Though survey responses will be rolling in throughout the next few months, we couldn’t wait to share some insightful perspectives from students—the true experts whose lived-experiences inform our work.

We will continue to lift their responses throughout our data collection period to remind us that the system is not working.

Read Student Responses on Our Website!

Students, we are rooting for you. Let’s fight basic needs insecurity together. 💪

The Hope Center’s Hope Impact Partnerships (HIP) program is how colleges and universities can participate in the Hope Center Student Basic Needs Survey as well as collaborate with Hope Center staff and other higher education partners to not only identify students’ basic needs, but develop strategies and actions to address them.

HIP’s three partnership levels range from survey-only to bundled research, training, and coaching options.

Learn More About HIP

Resources for Learning About Women’s History Month and Bisexual Health Awareness Month

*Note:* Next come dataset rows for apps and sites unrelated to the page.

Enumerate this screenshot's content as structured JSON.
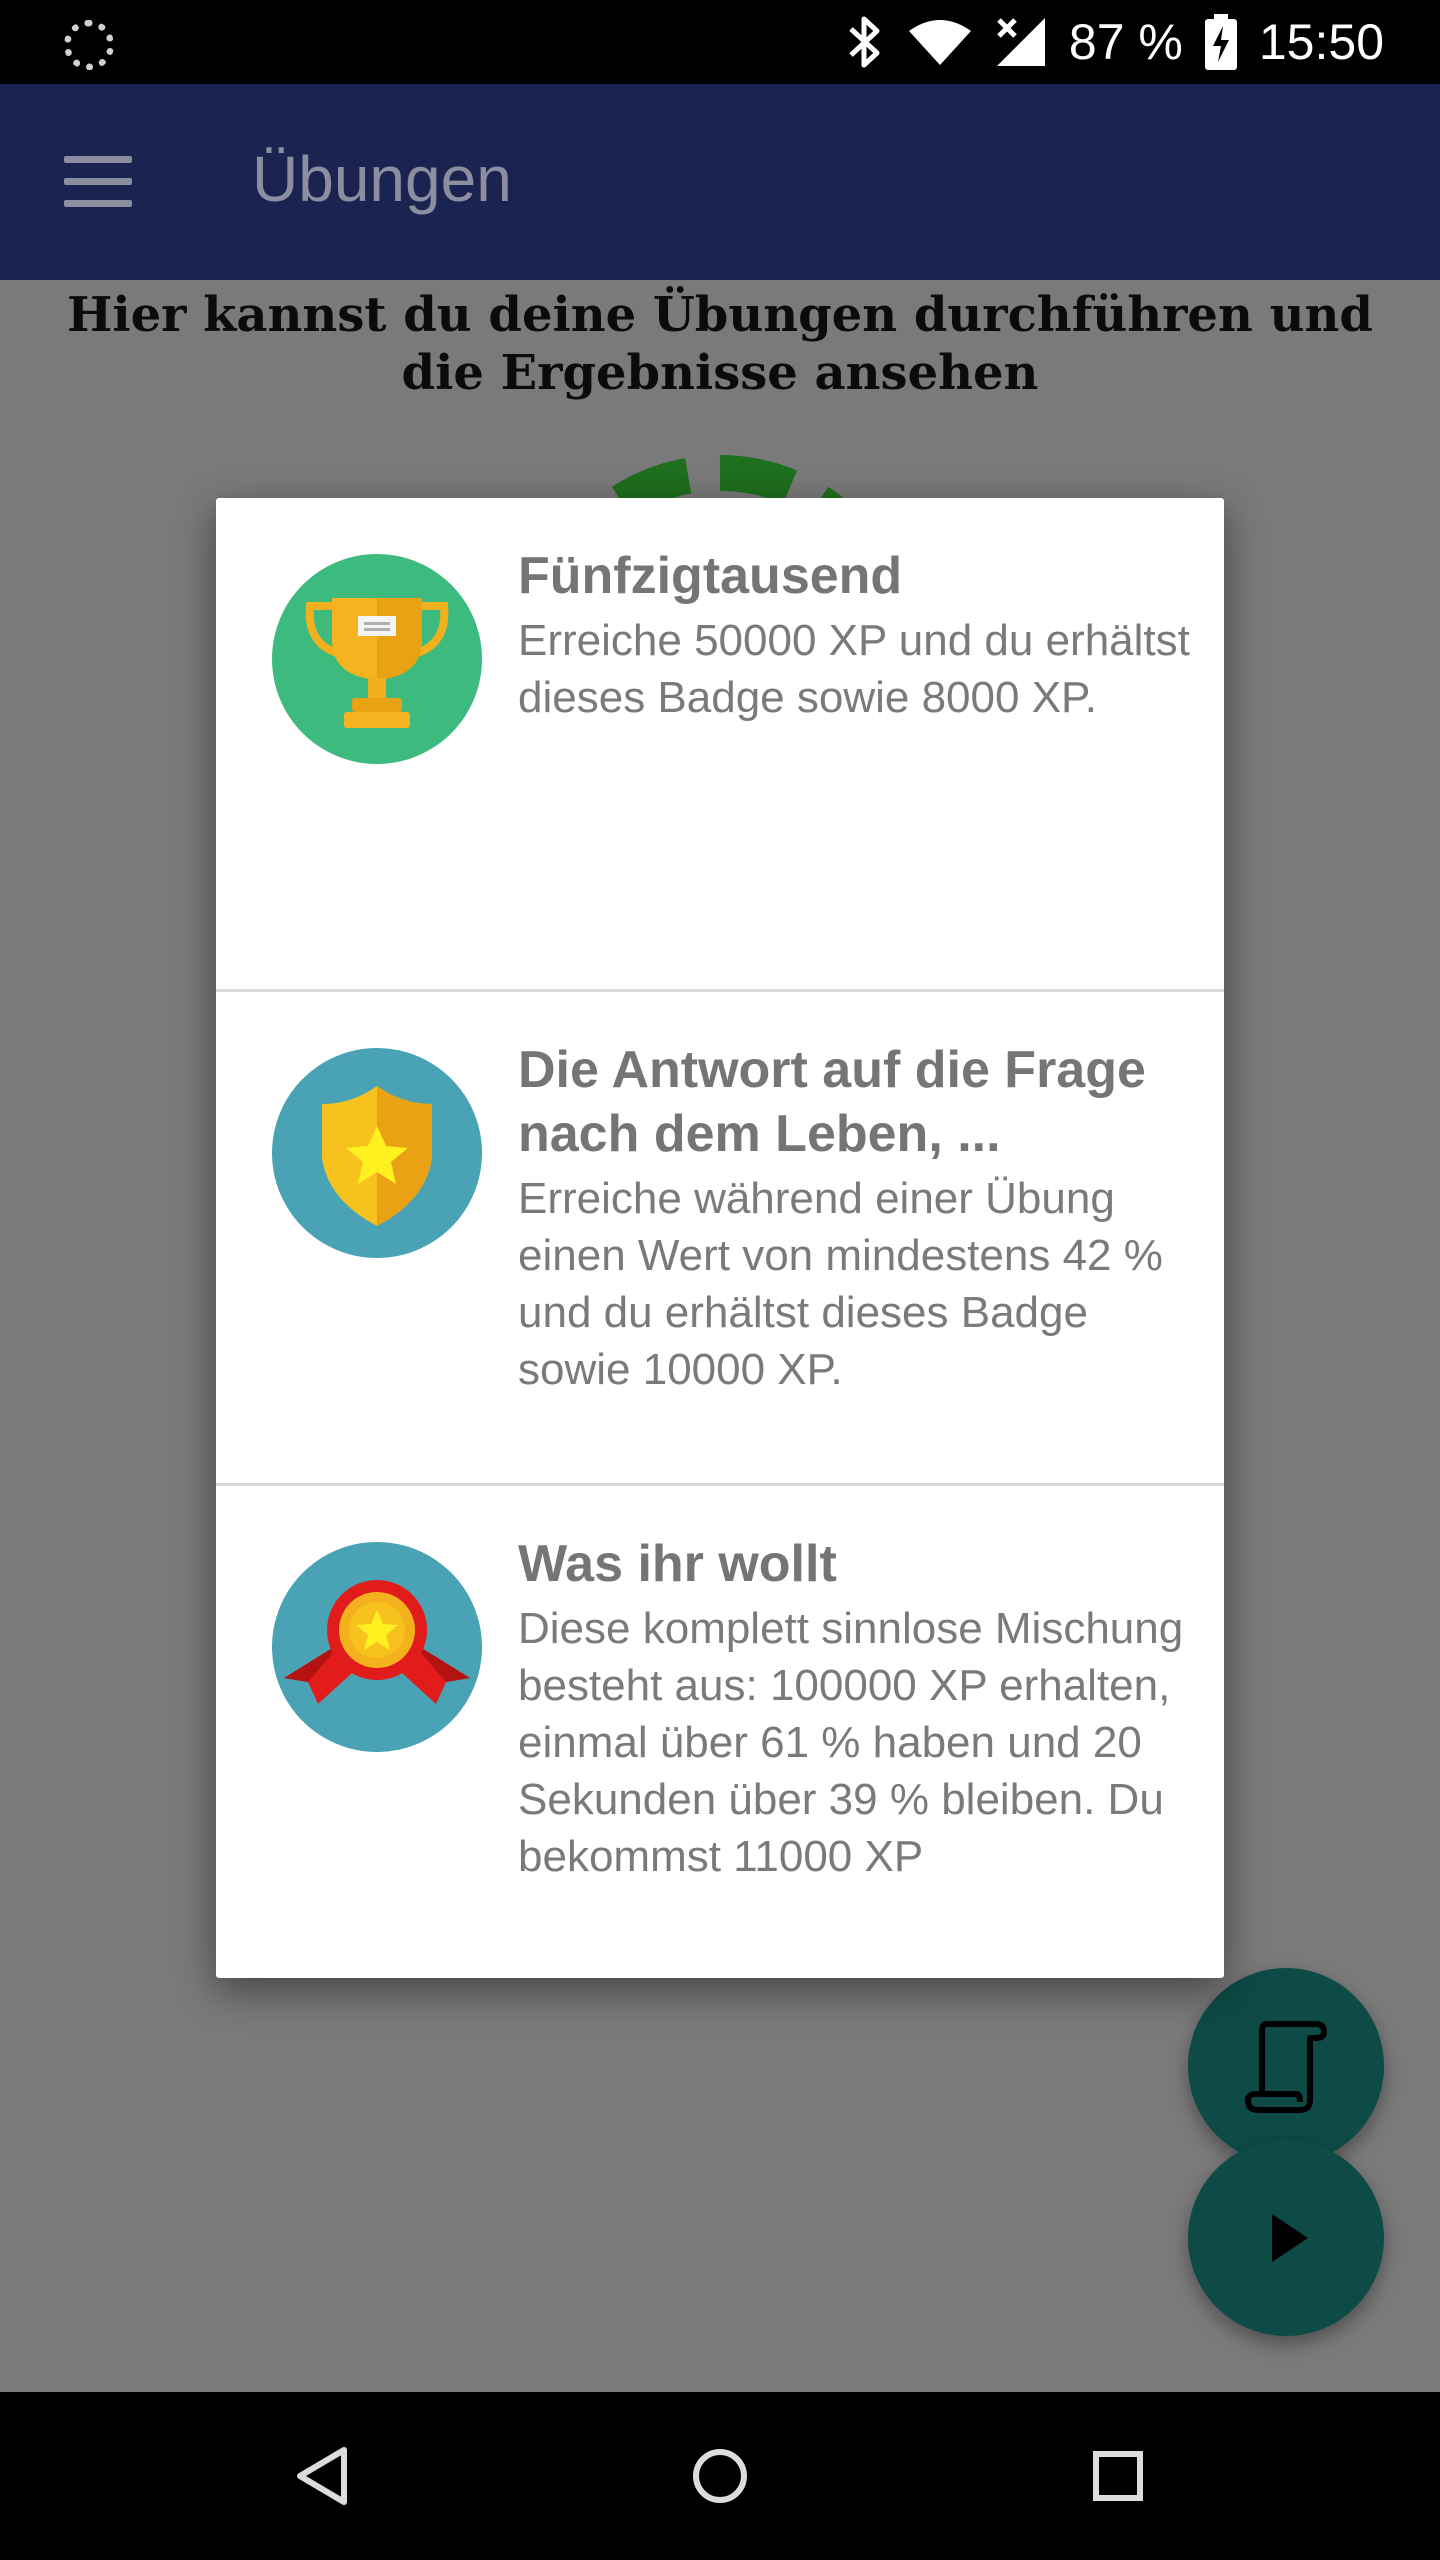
{
  "status_bar": {
    "battery": "87 %",
    "time": "15:50"
  },
  "app_bar": {
    "title": "Übungen"
  },
  "content": {
    "intro": "Hier kannst du deine Übungen durchführen und die Ergebnisse ansehen"
  },
  "dialog": {
    "badges": [
      {
        "title": "Fünfzigtausend",
        "description": "Erreiche 50000 XP und du erhältst dieses Badge sowie 8000 XP.",
        "icon": "trophy-icon",
        "circle_color": "#3dbb7e"
      },
      {
        "title": "Die Antwort auf die Frage nach dem Leben, ...",
        "description": "Erreiche während einer Übung einen Wert von mindestens 42 % und du erhältst dieses Badge sowie 10000 XP.",
        "icon": "shield-star-icon",
        "circle_color": "#4aa3b4"
      },
      {
        "title": "Was ihr wollt",
        "description": "Diese komplett sinnlose Mischung besteht aus: 100000 XP erhalten, einmal über 61 % haben und 20 Sekunden über 39 % bleiben. Du bekommst 11000 XP",
        "icon": "ribbon-medal-icon",
        "circle_color": "#4aa3b4"
      }
    ]
  },
  "colors": {
    "app_bar": "#1b2450",
    "fab": "#0e4a46",
    "scrim": "#7a7a7a"
  }
}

During Women’s History Month, we are sharing resources to learn about the ways in which recent attacks on reproductive access and anti-trans legislation affect women and other people who can become pregnant. We also want to recognize the grit, resilience and activism of queer women and women of color in moving the needle in the face of intersectional violence. We’re forever grateful.

March is also Bisexual Health Awareness Month. Until recently, statistics on bisexual health were not disaggregated from gay and lesbian data. Bisexual individuals experience disproportionately high rates of substance abuse, eating disorders, anxiety, depression, and STI diagnoses. Rampant biphobia in health care makes it even more challenging for them to seek support.

In the face of heightened transphobia across the country, we’re elevating this guide by the Radical Copyeditor on how to talk and write about transgender people in an asset-framed way. Language is a powerful tool for advocacy, and we are so thankful for Alex Kapitan’s work in helping us leverage it.